TASK DESCRIPTION » Images do not belong in the copy. Retype all the entries below exactly.

SOURCE MATERIAL »

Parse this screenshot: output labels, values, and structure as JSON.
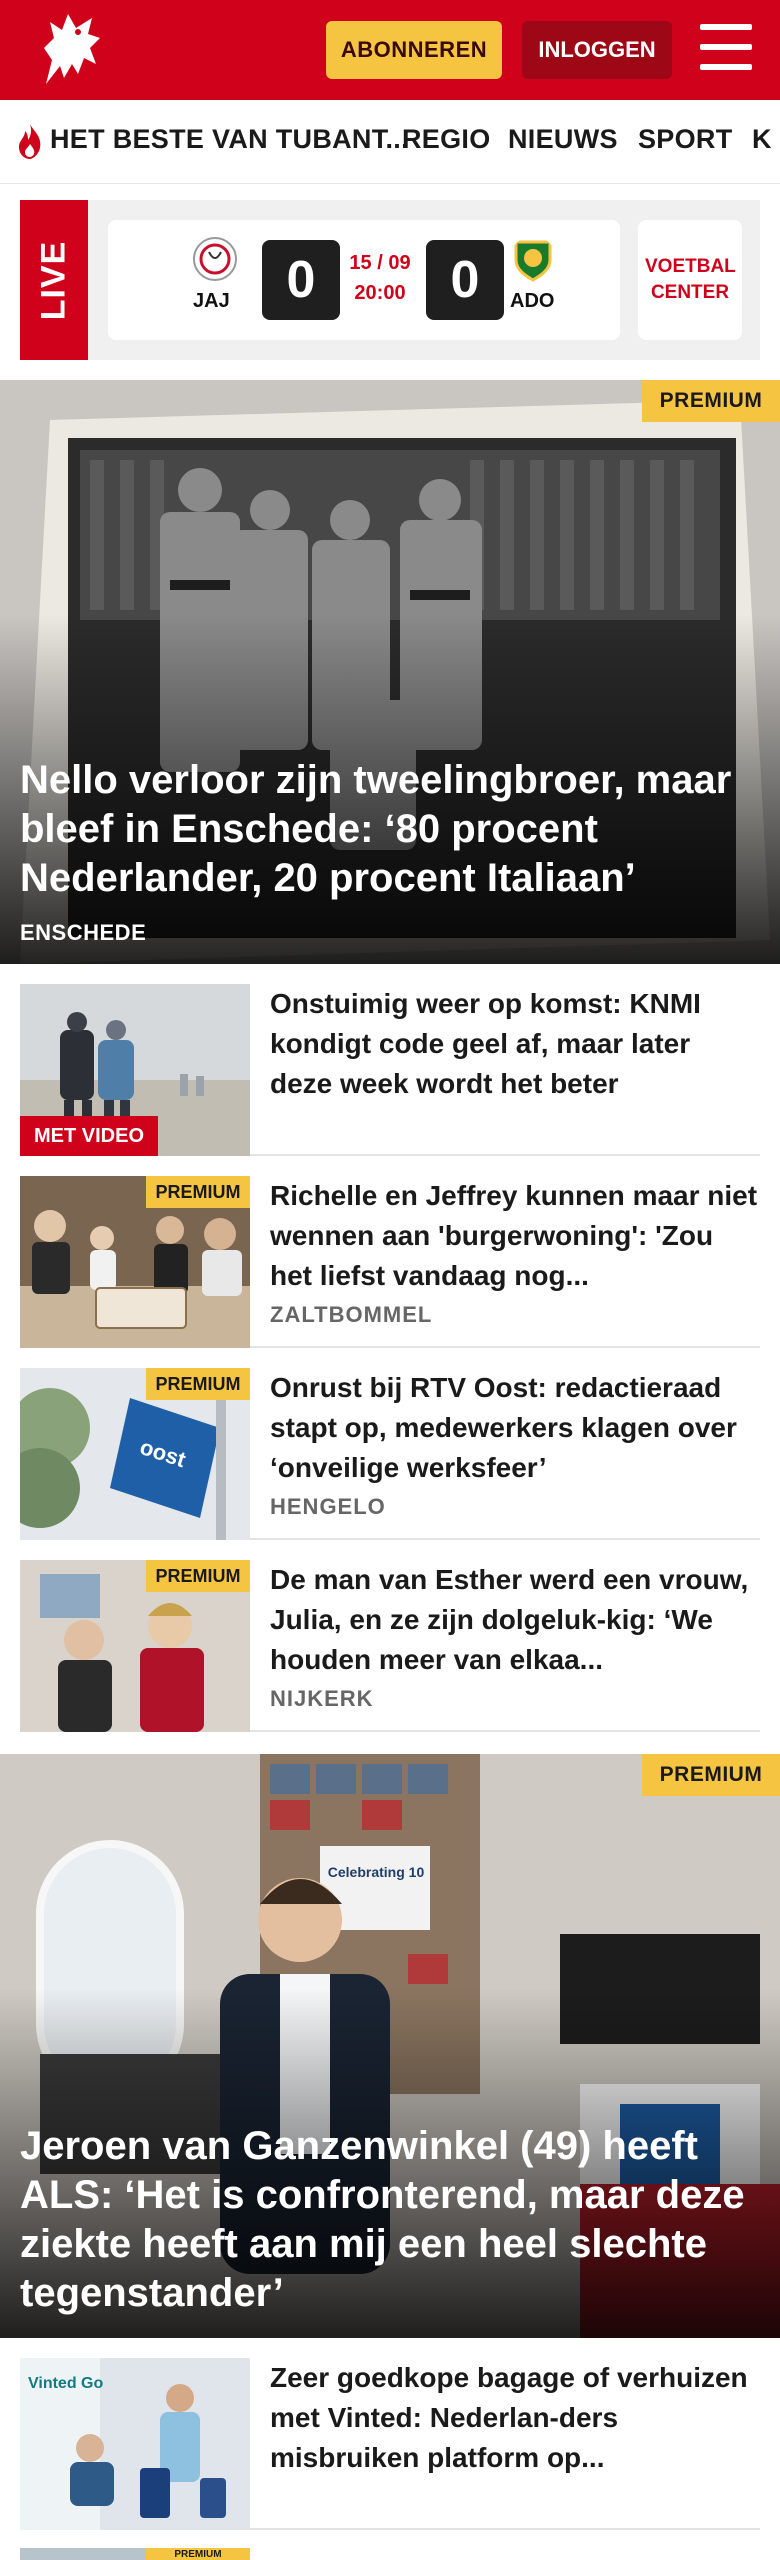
{
  "header": {
    "subscribe_label": "ABONNEREN",
    "login_label": "INLOGGEN",
    "brand_color": "#d0021b"
  },
  "nav": {
    "items": [
      {
        "label": "HET BESTE VAN TUBANT..."
      },
      {
        "label": "REGIO"
      },
      {
        "label": "NIEUWS"
      },
      {
        "label": "SPORT"
      },
      {
        "label": "K"
      }
    ]
  },
  "live": {
    "label": "LIVE",
    "home_team": "JAJ",
    "away_team": "ADO",
    "home_score": "0",
    "away_score": "0",
    "date": "15 / 09",
    "time": "20:00",
    "voetbal_center": "VOETBAL CENTER"
  },
  "hero1": {
    "badge": "PREMIUM",
    "title": "Nello verloor zijn tweelingbroer, maar bleef in Enschede: ‘80 procent Nederlander, 20 procent Italiaan’",
    "location": "ENSCHEDE"
  },
  "articles": [
    {
      "badge": "MET VIDEO",
      "title": "Onstuimig weer op komst: KNMI kondigt code geel af, maar later deze week wordt het beter",
      "location": ""
    },
    {
      "badge": "PREMIUM",
      "title": "Richelle en Jeffrey kunnen maar niet wennen aan 'burgerwoning': 'Zou het liefst vandaag nog...",
      "location": "ZALTBOMMEL"
    },
    {
      "badge": "PREMIUM",
      "title": "Onrust bij RTV Oost: redactieraad stapt op, medewerkers klagen over ‘onveilige werksfeer’",
      "location": "HENGELO"
    },
    {
      "badge": "PREMIUM",
      "title": "De man van Esther werd een vrouw, Julia, en ze zijn dolgeluk-kig: ‘We houden meer van elkaa...",
      "location": "NIJKERK"
    }
  ],
  "hero2": {
    "badge": "PREMIUM",
    "title": "Jeroen van Ganzenwinkel (49) heeft ALS: ‘Het is confronterend, maar deze ziekte heeft aan mij een heel slechte tegenstander’",
    "wall_caption": "Celebrating 10"
  },
  "article_last": {
    "title": "Zeer goedkope bagage of verhuizen met Vinted: Nederlan-ders misbruiken platform op...",
    "thumb_text": "Vinted Go",
    "next_badge": "PREMIUM"
  }
}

RESPONSE TO THIS EXERCISE »
Parse this screenshot: output labels, values, and structure as JSON.
{
  "header": {
    "subscribe_label": "ABONNEREN",
    "login_label": "INLOGGEN",
    "brand_color": "#d0021b"
  },
  "nav": {
    "items": [
      {
        "label": "HET BESTE VAN TUBANT..."
      },
      {
        "label": "REGIO"
      },
      {
        "label": "NIEUWS"
      },
      {
        "label": "SPORT"
      },
      {
        "label": "K"
      }
    ]
  },
  "live": {
    "label": "LIVE",
    "home_team": "JAJ",
    "away_team": "ADO",
    "home_score": "0",
    "away_score": "0",
    "date": "15 / 09",
    "time": "20:00",
    "voetbal_center": "VOETBAL CENTER"
  },
  "hero1": {
    "badge": "PREMIUM",
    "title": "Nello verloor zijn tweelingbroer, maar bleef in Enschede: ‘80 procent Nederlander, 20 procent Italiaan’",
    "location": "ENSCHEDE"
  },
  "articles": [
    {
      "badge": "MET VIDEO",
      "title": "Onstuimig weer op komst: KNMI kondigt code geel af, maar later deze week wordt het beter",
      "location": ""
    },
    {
      "badge": "PREMIUM",
      "title": "Richelle en Jeffrey kunnen maar niet wennen aan 'burgerwoning': 'Zou het liefst vandaag nog...",
      "location": "ZALTBOMMEL"
    },
    {
      "badge": "PREMIUM",
      "title": "Onrust bij RTV Oost: redactieraad stapt op, medewerkers klagen over ‘onveilige werksfeer’",
      "location": "HENGELO"
    },
    {
      "badge": "PREMIUM",
      "title": "De man van Esther werd een vrouw, Julia, en ze zijn dolgeluk-kig: ‘We houden meer van elkaa...",
      "location": "NIJKERK"
    }
  ],
  "hero2": {
    "badge": "PREMIUM",
    "title": "Jeroen van Ganzenwinkel (49) heeft ALS: ‘Het is confronterend, maar deze ziekte heeft aan mij een heel slechte tegenstander’",
    "wall_caption": "Celebrating 10"
  },
  "article_last": {
    "title": "Zeer goedkope bagage of verhuizen met Vinted: Nederlan-ders misbruiken platform op...",
    "thumb_text": "Vinted Go",
    "next_badge": "PREMIUM"
  }
}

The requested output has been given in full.